(Element data from apps and pages)
----

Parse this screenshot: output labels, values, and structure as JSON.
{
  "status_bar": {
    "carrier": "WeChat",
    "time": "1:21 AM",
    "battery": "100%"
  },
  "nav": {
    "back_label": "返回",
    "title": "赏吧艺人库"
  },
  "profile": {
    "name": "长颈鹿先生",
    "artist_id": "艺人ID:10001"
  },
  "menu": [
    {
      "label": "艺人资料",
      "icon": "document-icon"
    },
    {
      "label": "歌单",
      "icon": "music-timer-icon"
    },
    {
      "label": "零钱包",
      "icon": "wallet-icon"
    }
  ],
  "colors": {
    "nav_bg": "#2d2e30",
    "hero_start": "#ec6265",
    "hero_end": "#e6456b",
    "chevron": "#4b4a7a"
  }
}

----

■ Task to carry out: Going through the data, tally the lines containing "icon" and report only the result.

■ Answer section: 3